Find the line:

display_errors = Off

And, change to:

display_errors = On

Save and exit.

2. The second detail is to alter the permissions of /srv/www/htdocs (# chmod 777 /srv/www/htdocs). As a result, PHP was not executing, returning a blank page with no source code, since in OpenSUSE this folder has no public access by default.

Thanks Mr.Edgard. Much appreciated.

Install phpMyAdmin (Optional)

phpMyAdmin is a free open-source web interface tool used to manage your MySQL databases.phpMyAdmin is available in the openSUSE default repositories. So let us install it using command:

sudo zypper in phpmyadmin

Then Edit php.ini file:

sudo nano /etc/php5/apache2/php.ini

Find the following line and uncomment it.


Restart apache2 service:
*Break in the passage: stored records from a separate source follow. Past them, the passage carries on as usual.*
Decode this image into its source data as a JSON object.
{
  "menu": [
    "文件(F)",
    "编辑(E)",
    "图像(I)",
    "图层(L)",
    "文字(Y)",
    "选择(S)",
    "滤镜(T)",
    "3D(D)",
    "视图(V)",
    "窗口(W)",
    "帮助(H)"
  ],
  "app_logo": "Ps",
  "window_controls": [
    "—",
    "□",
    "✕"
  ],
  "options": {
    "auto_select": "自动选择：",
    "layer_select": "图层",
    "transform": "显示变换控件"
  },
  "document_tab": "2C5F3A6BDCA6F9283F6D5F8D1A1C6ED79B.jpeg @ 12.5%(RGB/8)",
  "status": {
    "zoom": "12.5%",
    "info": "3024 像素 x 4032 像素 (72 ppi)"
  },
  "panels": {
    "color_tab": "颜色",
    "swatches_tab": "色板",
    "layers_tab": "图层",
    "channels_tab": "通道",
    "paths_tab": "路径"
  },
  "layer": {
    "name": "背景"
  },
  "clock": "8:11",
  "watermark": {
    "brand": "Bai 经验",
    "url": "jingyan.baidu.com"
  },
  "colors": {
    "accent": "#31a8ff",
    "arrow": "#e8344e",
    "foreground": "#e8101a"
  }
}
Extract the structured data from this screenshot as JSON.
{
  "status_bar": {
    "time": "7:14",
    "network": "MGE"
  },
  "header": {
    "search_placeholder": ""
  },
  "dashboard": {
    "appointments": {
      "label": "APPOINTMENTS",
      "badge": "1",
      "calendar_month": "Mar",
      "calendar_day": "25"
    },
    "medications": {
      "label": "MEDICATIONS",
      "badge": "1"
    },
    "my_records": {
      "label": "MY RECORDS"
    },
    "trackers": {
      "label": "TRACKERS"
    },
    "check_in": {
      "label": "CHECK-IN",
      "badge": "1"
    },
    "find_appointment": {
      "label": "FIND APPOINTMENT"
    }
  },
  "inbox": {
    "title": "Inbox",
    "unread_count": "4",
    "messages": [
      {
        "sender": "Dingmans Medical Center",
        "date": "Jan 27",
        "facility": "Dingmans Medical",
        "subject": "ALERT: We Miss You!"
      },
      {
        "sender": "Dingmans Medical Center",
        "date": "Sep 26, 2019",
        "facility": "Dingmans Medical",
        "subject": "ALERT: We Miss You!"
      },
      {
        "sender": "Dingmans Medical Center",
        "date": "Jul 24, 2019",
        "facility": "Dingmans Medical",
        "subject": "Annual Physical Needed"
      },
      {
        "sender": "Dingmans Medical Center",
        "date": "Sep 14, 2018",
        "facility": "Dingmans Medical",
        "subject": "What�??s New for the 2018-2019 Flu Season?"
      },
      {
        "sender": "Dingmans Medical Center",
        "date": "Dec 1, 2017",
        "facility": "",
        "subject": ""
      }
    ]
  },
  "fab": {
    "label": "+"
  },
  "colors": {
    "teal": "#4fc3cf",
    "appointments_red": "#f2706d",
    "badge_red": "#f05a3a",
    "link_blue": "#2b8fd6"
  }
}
sudo systemctl restart apache2

Now navigate to http://localhost/phpMyAdmin or http://ip-address/phpMyAdmin and enter the mysql root username and root password.

phpMyAdmin – Google Chrome_003

That’s it. Now you can manage Mariadb graphically using phpmyadmin. – localhost | phpMyAdmin – Google Chrome_004

Note: If you can’t access phpmyadmin from your browser, just create a alias as shown below.

Edit phpMyAdmin.conf file,

sudo nano /etc/apache2/conf.d/phpMyAdmin.conf

Add the line shown in red colour at the beginning.

Alias /phpMyAdmin /srv/www/htdocs/phpMyAdmin

<Directory /srv/www/htdocs/phpMyAdmin>
  Options FollowSymLinks
  AllowOverride None
  <IfModule mod_php5.c>
    php_admin_flag register_globals off
    php_admin_flag magic_quotes_gpc off
    php_admin_flag allow_url_include off
    php_admin_flag allow_url_fopen off
    php_admin_flag zend.ze1_compatibility_mode off
    php_admin_flag safe_mode Off
    php_admin_value open_basedir "/srv/www/htdocs/phpMyAdmin:/var/lib/php5:/tmp$
    # customize suhosin
    php_admin_value 256
    php_admin_value 8192

Now reboot apache service.

sudo systemctl restart apache2

You can access phpMyAdmin now without any issues.

At this stage, you have a working LAMP server.

Good Luck!

  • roemhildtg

    Good guide! Do you know how to enable the userdir mod for php?

  • Virhe Arvio

    zypper in -t pattern lamp_server